There is no exactly perfect language.
Because of several Supreme Court rulings, any satisfactory amendment language or process today must first abolish corporate personhood in order to then require legislatures to regulate campaign finance. However, many additional principles complicate the possible amendment language.
(See: Permitted vs. Required Regulation in FAQs).
To name only a few of these bedeviling notions, free speech and freedom of the press
* in influencing elections, the State's rights to regulate their own elections, the regulation of the window of time in which money can be legally raised for elections, or the now-related issues of "money-as-speech" stemming from "corporations-as-people", have each made much of the debate very complex. Thus, it is difficult to conceive of an absolutely perfect bill.
(See: Free Speech and Freedom of the Press in the FAQs).
However, the Official National Intervention Sobriety Test (NIST) allows for a variety of concepts to fulfill the guarantee that campaigns are controlled and owned by the public interest, not the private interests (often intoxicated by wealth and power). It does so by explicitly stating that sponsored amendment proposal language can be "equivalent in effect".
For instance, the effect of making all campaigns only publicly-financed is to make any private interests' monetary contributions virtually insignificant. Many very intelligent people have wrestled with how to best accomplish this
*. Banning all money other than public funds is one way to get this result. Constitutionally requiring lawmakers to guarantee there will be no unfair advantages creates the same outcome, making this latter concept "equal in effect" to that of a complete ban on all non-public money in elections.
(See: "Are Elections a Public Utility?" in FAQs).
House Bill Concepts:
Here are two US House bills that, when compared, provide an equivalent effect for elections:
Former Rep. Dennis Kucinich's (D-OH-10) bill here from 2012:
Bill "A": https://www.congress.gov/bill/112th-congress/house-joint-resolution/100/text
(NOTE: This bill has already passed in 3/4 of the required US states to trigger the next step in making it the 28th amendment).
Or, in Rep. Pramila Jayapal's (D-WA-7) bill from 2019, seen here:
Bill "B": https://www.congress.gov/bill/116th-congress/house-joint-resolution/48/text
(NOTE: This bill covers the effect of both criteria in the Sobriety Test.
In Bill A, only "entirely public funds" may finance a federal campaign, guaranteeing that no candidate has an unfair advantage and that the People always know who is funding a federal campaign; we are.
In Bill B, Congress is required by the Constitutional amendment to guarantee "that no person gains, as a result of that person’s money, substantially more access or ability to influence in any way the election of any candidate for public office or any ballot measure". The outcome of one bill's language on federal election finance is the "equivalent in effect" of the outcome of the other bill's language on federal elections. (Here we will not review the other differences in these bills, but see below for Q&A on "Federal, State, and Local" campaign finance considerations).
Senate Bill Concept:
A bill introduced to the US Senate by Sen. Jon Tester (D-MT), S.J. Res. 11, provides for an amendment to the US Constitution to explicitly abolish corporate personhood, but does not require congress to eliminate advantage or influence from money in politics:
This language eliminates the foundational basis for corporate money in the election process.
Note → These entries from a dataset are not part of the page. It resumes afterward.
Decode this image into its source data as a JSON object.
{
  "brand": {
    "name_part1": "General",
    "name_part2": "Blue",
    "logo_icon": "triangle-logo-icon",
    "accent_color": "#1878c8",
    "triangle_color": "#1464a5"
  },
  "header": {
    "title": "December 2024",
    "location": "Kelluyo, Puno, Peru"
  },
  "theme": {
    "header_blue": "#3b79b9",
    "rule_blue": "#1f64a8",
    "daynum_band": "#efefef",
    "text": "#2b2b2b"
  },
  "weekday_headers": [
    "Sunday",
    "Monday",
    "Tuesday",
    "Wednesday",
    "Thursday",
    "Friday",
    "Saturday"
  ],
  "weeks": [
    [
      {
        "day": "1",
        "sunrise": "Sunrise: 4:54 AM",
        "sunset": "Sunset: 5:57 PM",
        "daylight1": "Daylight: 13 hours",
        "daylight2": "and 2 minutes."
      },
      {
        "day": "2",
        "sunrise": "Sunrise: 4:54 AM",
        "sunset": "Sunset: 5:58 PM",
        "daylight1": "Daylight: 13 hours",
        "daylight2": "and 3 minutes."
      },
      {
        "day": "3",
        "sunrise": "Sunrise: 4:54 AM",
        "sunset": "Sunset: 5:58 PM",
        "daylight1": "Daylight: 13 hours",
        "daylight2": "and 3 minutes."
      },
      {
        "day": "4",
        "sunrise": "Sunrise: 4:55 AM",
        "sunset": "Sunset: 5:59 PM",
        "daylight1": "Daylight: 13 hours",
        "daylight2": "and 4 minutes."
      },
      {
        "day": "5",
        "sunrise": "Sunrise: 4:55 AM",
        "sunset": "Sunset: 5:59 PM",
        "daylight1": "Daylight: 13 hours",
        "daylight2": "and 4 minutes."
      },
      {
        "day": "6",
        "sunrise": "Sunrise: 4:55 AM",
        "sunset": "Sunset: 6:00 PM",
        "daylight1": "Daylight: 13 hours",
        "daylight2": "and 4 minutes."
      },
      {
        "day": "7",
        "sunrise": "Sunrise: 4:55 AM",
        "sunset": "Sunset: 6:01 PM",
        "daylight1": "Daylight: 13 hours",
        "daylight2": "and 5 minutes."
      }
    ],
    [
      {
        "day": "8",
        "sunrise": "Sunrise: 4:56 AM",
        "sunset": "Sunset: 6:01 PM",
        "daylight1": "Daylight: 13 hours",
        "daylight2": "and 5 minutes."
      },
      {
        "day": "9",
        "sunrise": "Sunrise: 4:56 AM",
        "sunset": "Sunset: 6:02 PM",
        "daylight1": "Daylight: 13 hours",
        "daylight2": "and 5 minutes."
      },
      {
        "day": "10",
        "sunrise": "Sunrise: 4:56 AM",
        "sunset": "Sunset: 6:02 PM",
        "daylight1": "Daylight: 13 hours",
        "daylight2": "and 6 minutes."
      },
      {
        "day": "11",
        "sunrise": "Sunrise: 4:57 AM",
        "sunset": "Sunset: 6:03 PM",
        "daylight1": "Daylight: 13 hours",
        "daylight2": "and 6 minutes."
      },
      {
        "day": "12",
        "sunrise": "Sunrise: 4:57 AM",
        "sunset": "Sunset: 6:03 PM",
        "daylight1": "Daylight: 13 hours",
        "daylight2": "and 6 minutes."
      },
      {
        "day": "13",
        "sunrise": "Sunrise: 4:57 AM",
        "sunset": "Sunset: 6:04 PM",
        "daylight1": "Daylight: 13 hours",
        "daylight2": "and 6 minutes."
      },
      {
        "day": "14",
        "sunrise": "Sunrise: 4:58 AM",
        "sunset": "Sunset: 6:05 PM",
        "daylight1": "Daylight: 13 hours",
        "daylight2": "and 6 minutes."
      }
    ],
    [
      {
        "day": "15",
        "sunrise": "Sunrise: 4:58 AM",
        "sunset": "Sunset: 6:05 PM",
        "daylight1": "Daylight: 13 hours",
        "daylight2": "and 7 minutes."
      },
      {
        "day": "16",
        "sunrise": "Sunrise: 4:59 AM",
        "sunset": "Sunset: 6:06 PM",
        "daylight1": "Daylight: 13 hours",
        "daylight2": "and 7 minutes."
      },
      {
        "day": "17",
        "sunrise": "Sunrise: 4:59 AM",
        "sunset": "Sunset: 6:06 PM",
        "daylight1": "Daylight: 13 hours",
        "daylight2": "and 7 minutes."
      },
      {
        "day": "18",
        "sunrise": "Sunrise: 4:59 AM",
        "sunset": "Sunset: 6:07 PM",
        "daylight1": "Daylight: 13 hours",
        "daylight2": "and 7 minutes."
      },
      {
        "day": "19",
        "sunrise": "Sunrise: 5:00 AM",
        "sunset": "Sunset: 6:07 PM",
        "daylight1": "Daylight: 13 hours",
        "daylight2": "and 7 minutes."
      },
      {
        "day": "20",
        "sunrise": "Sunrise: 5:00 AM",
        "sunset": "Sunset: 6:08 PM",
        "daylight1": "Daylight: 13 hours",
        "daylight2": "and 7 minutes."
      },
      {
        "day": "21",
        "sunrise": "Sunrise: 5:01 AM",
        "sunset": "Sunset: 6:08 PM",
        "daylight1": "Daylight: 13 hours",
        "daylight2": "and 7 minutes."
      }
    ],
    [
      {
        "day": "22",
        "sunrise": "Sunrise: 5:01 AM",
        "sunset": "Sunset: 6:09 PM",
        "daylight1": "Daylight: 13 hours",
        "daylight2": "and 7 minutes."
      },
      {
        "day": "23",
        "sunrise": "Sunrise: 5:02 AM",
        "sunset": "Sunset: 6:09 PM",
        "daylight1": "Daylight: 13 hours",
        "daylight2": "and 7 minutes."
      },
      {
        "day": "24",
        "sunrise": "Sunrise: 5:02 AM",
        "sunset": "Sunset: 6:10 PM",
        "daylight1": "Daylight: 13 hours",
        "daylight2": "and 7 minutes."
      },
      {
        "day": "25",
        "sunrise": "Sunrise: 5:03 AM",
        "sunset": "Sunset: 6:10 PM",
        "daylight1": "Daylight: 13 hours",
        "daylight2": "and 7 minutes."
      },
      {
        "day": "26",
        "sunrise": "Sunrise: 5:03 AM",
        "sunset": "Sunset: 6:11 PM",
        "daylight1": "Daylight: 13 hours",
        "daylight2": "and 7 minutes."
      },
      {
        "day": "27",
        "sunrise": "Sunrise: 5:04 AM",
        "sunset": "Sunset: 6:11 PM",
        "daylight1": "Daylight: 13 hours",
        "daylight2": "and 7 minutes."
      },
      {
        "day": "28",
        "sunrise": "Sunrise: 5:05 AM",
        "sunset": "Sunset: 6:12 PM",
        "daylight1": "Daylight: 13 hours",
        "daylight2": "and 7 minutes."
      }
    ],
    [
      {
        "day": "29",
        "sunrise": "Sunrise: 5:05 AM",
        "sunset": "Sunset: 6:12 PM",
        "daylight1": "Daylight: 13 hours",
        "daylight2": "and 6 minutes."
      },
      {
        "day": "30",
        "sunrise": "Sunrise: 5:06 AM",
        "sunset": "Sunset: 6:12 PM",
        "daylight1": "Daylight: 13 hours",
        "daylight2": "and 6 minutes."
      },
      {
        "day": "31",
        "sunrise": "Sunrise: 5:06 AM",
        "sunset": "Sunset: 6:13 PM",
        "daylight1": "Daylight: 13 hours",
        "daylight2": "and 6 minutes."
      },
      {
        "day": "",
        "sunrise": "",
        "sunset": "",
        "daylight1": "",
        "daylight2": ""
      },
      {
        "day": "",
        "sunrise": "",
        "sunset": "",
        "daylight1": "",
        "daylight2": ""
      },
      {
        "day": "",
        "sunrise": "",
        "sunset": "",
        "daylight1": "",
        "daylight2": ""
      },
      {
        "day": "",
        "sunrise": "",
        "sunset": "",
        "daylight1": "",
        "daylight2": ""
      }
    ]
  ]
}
The US Supreme Court has used the notion that corporations are persons, and their money is the equivalent of protected "free speech" in politics. A critical first step in free and fair elections is this exact elimination of the concept that corporations are people with any rights to influence elections. However, this bill simply returns regulation of money in politics to the US Congress; stronger language would also require that elections in the US are publicly-financed, or, alternatively explicitly prohibit any money in politics that could create any outsized advantage or influence compared to that of any other citizen.
So, if the two criteria in the NIST are met, or their equivalent in effect, the test-taker will still pass our sobriety checkpoint.
Continue on to "Does National Intervention Do the Actual Amendment Work, Too?" or other FAQs.